Web page and app entries:
= Beginning of Section =

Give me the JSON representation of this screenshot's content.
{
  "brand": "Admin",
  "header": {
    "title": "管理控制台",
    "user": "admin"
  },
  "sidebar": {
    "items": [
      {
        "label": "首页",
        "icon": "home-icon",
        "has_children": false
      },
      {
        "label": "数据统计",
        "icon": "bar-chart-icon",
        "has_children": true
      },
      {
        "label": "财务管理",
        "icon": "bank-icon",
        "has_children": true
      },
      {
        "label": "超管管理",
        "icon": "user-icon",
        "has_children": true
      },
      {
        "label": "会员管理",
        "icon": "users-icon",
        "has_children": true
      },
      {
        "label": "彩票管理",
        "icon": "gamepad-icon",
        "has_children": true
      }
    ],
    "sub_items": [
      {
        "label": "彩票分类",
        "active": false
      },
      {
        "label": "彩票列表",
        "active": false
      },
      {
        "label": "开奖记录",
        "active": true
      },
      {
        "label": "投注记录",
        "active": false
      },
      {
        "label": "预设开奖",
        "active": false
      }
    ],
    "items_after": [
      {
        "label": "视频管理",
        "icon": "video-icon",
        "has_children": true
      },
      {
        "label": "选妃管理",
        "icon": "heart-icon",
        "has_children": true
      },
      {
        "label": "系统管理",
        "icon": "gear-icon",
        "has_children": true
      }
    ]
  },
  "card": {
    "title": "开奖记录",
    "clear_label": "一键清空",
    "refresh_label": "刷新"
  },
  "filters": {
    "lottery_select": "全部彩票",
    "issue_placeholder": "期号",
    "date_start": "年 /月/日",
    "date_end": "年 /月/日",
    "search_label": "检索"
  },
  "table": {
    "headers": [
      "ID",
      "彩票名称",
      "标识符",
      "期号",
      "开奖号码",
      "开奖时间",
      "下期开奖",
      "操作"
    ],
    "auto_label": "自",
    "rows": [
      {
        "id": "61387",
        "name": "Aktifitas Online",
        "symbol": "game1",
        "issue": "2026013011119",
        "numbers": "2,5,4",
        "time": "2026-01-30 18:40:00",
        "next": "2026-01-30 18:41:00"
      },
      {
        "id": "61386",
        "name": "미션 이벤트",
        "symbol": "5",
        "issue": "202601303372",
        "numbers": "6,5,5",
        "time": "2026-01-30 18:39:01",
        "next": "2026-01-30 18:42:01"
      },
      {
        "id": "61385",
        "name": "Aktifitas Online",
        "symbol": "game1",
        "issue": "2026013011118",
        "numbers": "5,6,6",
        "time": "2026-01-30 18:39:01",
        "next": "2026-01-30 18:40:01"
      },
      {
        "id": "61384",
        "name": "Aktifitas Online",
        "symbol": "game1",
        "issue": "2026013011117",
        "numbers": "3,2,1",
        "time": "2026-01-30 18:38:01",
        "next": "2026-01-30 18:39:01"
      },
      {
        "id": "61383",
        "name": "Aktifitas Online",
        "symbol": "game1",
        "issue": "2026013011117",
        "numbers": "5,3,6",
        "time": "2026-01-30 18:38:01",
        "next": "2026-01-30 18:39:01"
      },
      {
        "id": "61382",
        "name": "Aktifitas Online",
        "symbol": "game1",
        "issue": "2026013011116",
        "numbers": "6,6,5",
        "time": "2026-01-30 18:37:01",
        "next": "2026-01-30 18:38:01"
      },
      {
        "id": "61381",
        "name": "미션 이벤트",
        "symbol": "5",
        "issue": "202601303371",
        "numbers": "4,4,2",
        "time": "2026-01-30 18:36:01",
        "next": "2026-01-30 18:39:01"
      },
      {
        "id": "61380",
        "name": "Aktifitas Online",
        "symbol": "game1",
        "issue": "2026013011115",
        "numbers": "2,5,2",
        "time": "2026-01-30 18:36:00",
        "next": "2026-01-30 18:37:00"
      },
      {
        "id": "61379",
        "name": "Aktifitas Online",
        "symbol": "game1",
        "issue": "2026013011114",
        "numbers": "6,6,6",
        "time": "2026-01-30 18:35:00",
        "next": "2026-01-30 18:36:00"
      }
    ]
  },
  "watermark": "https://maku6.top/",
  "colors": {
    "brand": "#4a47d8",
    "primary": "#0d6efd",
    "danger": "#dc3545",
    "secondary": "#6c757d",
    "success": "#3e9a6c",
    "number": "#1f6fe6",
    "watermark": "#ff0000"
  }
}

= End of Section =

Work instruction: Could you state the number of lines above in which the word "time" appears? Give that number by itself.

Task result: 9